#### [EXERCISE OBJECTIVE]
Write out the records in full, exactly as given, but without the images.

SUPPLIED ENTRIES section start

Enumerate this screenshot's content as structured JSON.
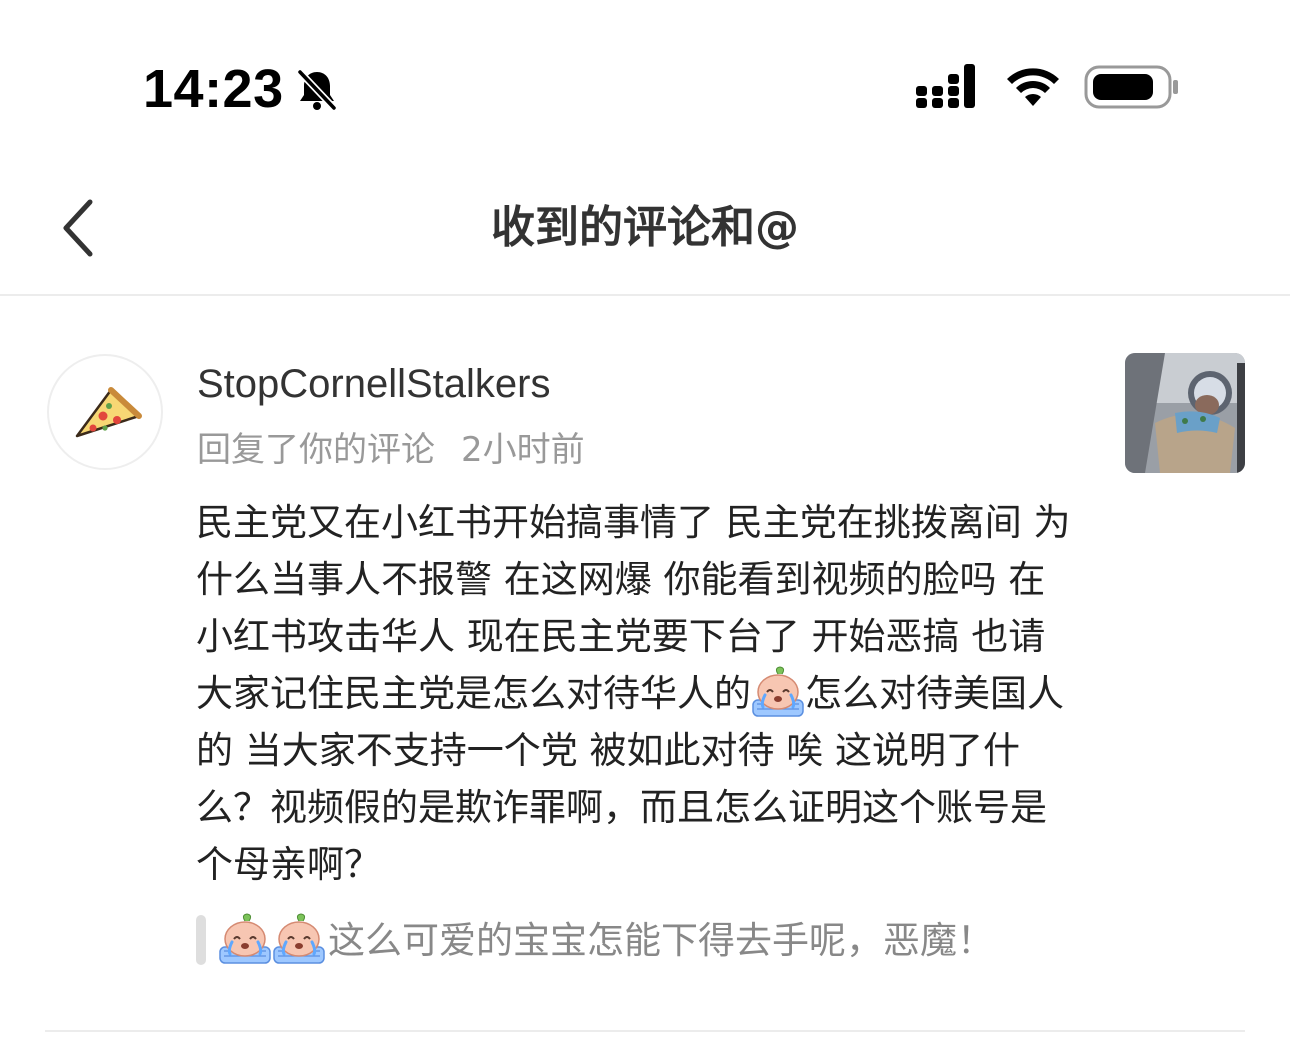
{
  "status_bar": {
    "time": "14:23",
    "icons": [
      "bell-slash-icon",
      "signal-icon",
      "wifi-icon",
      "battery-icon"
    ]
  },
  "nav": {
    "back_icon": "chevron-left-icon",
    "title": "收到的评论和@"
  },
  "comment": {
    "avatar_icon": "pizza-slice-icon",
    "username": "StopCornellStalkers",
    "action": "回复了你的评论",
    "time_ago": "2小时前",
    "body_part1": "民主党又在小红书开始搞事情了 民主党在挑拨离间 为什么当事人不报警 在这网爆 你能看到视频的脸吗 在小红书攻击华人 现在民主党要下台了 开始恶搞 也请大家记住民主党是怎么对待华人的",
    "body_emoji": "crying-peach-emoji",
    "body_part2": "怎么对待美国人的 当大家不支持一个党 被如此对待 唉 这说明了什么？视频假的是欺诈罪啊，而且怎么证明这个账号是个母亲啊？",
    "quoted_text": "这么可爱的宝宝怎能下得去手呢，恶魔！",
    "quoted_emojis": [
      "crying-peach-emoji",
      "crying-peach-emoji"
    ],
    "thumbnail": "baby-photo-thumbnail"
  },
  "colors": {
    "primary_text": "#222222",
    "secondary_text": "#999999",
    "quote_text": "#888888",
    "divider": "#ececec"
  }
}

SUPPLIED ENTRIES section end

#### [RESPONSE AREA]
Enumerate this screenshot's content as structured JSON.
{
  "status_bar": {
    "time": "14:23",
    "icons": [
      "bell-slash-icon",
      "signal-icon",
      "wifi-icon",
      "battery-icon"
    ]
  },
  "nav": {
    "back_icon": "chevron-left-icon",
    "title": "收到的评论和@"
  },
  "comment": {
    "avatar_icon": "pizza-slice-icon",
    "username": "StopCornellStalkers",
    "action": "回复了你的评论",
    "time_ago": "2小时前",
    "body_part1": "民主党又在小红书开始搞事情了 民主党在挑拨离间 为什么当事人不报警 在这网爆 你能看到视频的脸吗 在小红书攻击华人 现在民主党要下台了 开始恶搞 也请大家记住民主党是怎么对待华人的",
    "body_emoji": "crying-peach-emoji",
    "body_part2": "怎么对待美国人的 当大家不支持一个党 被如此对待 唉 这说明了什么？视频假的是欺诈罪啊，而且怎么证明这个账号是个母亲啊？",
    "quoted_text": "这么可爱的宝宝怎能下得去手呢，恶魔！",
    "quoted_emojis": [
      "crying-peach-emoji",
      "crying-peach-emoji"
    ],
    "thumbnail": "baby-photo-thumbnail"
  },
  "colors": {
    "primary_text": "#222222",
    "secondary_text": "#999999",
    "quote_text": "#888888",
    "divider": "#ececec"
  }
}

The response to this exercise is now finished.